EXERCISE GOAL
Search the material below for the string "description". Return every line that holds it.

INFORMATION GIVEN
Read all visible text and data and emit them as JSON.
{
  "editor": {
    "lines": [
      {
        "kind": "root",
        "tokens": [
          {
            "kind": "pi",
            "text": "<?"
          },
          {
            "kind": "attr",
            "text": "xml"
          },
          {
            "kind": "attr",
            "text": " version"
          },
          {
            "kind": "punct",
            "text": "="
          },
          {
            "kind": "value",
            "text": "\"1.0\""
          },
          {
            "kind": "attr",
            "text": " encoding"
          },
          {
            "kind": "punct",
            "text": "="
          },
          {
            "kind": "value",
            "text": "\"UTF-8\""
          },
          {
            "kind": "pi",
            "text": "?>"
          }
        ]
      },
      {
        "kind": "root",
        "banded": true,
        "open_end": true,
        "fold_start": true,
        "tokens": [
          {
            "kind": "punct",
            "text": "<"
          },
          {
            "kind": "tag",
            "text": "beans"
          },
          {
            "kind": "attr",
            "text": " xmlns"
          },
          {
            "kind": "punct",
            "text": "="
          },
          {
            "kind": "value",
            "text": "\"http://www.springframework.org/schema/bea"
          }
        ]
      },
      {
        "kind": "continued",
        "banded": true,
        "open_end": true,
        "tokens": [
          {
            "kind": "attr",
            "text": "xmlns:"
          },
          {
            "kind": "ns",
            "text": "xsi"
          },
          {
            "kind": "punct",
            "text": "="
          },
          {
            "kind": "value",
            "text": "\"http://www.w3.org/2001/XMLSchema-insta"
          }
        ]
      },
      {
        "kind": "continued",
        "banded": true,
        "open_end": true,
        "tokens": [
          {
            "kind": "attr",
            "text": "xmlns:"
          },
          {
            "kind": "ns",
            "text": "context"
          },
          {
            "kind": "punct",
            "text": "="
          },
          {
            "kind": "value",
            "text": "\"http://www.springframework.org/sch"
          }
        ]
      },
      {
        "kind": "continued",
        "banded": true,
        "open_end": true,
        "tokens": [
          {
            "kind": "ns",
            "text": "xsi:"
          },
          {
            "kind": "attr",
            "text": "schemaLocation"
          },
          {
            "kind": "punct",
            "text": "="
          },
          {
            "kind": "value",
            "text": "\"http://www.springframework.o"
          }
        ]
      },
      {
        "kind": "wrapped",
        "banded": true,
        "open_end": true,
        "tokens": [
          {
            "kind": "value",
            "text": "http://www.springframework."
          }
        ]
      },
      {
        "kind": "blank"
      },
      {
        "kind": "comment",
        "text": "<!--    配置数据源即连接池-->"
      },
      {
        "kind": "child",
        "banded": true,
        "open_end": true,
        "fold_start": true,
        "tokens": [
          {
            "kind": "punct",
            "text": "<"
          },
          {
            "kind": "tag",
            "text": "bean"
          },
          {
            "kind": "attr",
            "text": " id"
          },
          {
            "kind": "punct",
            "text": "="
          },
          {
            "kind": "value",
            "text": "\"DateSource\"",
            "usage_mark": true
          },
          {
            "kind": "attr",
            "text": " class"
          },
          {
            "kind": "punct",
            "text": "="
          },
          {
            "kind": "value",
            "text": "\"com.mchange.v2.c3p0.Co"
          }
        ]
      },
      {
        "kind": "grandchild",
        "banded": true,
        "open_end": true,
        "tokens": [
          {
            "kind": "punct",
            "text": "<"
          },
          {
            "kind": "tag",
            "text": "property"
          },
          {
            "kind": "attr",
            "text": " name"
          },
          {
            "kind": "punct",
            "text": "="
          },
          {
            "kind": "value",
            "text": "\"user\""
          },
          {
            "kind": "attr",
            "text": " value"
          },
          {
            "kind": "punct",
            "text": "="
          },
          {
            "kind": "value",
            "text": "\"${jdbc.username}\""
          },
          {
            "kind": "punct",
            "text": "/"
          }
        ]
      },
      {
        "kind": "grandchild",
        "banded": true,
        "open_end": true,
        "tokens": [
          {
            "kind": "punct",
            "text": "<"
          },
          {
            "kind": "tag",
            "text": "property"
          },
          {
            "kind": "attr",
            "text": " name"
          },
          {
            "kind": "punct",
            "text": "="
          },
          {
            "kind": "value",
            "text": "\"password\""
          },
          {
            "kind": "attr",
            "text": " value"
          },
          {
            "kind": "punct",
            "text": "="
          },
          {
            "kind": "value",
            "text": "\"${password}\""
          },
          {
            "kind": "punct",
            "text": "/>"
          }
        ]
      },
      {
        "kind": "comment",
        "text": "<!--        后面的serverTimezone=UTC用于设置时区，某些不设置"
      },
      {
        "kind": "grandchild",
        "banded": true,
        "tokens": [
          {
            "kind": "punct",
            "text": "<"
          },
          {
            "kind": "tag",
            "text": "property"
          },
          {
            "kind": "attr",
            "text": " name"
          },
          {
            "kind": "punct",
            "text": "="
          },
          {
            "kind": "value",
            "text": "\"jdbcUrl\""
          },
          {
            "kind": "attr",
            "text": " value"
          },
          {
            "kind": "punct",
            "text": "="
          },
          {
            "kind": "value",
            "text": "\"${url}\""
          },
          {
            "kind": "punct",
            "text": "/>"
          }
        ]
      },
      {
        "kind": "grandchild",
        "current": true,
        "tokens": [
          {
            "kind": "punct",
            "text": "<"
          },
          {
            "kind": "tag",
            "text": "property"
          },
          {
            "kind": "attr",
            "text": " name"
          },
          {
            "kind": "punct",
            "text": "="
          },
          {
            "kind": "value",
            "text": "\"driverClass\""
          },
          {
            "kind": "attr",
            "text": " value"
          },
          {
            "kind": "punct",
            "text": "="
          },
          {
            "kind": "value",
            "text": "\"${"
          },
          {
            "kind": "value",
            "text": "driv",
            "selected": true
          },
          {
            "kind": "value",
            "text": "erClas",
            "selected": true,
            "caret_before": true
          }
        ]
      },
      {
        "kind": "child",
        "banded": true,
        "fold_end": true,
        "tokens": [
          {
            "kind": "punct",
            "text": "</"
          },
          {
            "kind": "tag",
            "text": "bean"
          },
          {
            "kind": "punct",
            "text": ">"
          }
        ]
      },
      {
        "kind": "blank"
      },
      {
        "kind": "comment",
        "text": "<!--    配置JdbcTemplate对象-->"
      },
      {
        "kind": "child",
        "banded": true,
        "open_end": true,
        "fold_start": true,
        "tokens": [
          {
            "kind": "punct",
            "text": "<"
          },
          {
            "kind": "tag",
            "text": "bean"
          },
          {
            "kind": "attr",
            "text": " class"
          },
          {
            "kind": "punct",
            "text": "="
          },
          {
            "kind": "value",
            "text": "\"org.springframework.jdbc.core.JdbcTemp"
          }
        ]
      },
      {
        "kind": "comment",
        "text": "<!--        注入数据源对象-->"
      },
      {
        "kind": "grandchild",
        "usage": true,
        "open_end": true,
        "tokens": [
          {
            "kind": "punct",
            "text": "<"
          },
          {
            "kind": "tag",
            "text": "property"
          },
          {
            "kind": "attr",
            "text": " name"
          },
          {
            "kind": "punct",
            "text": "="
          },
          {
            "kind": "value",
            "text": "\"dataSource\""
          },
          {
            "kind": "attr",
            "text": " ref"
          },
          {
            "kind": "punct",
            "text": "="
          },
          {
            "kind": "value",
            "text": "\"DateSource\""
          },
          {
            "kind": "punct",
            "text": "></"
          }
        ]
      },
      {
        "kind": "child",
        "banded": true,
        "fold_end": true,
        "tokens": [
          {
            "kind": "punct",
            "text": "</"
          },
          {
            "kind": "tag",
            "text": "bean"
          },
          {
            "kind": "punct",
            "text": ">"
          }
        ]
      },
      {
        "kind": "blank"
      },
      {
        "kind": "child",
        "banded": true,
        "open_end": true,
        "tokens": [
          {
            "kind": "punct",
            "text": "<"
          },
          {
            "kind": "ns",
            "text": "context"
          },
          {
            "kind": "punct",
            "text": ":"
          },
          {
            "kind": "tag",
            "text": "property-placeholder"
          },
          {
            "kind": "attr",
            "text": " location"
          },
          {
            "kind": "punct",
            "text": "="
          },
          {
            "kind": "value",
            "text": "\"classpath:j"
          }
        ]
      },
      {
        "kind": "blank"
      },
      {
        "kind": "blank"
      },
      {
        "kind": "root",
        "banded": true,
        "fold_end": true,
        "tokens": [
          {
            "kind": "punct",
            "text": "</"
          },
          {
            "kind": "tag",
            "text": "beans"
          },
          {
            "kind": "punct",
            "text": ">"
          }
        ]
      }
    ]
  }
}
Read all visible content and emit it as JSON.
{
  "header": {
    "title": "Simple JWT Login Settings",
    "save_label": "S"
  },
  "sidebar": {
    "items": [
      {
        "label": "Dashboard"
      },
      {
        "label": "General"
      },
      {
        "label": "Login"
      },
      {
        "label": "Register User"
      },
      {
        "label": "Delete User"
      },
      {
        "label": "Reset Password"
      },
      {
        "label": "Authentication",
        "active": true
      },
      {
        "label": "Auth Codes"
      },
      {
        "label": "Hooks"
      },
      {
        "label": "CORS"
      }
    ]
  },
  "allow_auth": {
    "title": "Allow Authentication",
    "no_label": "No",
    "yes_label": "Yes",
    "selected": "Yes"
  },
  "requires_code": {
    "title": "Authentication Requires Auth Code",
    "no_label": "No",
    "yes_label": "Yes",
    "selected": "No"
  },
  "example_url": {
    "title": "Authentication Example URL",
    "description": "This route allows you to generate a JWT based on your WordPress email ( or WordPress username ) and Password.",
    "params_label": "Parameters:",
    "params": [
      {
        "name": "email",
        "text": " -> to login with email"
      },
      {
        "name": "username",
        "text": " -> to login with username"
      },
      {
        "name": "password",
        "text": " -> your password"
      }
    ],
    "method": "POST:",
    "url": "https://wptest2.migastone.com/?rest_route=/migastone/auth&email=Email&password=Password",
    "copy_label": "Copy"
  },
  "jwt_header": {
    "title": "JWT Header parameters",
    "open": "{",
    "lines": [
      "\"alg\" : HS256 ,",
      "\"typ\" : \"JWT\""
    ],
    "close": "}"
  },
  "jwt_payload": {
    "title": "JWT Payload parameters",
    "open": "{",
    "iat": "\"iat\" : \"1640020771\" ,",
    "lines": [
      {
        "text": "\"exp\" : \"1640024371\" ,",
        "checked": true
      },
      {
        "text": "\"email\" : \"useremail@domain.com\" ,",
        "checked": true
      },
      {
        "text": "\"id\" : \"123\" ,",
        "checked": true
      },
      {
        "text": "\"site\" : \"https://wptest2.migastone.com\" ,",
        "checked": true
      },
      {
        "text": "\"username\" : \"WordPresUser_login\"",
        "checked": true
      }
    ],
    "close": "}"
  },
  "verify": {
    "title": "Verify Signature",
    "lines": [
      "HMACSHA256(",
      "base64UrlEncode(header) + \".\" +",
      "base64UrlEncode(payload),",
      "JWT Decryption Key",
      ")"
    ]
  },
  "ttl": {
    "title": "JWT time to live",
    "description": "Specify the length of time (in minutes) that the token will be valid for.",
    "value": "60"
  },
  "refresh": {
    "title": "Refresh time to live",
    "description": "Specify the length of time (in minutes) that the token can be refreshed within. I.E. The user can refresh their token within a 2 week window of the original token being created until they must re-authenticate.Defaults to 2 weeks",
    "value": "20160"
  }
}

SOLUTION TO THIS EXERCISE
    "description": "This route allows you to generate a JWT based on your WordPress email ( or WordPress username ) and Password.",
    "description": "Specify the length of time (in minutes) that the token will be valid for.",
    "description": "Specify the length of time (in minutes) that the token can be refreshed within. I.E. The user can refresh their token within a 2 week window of the original token being created until they must re-authenticate.Defaults to 2 weeks",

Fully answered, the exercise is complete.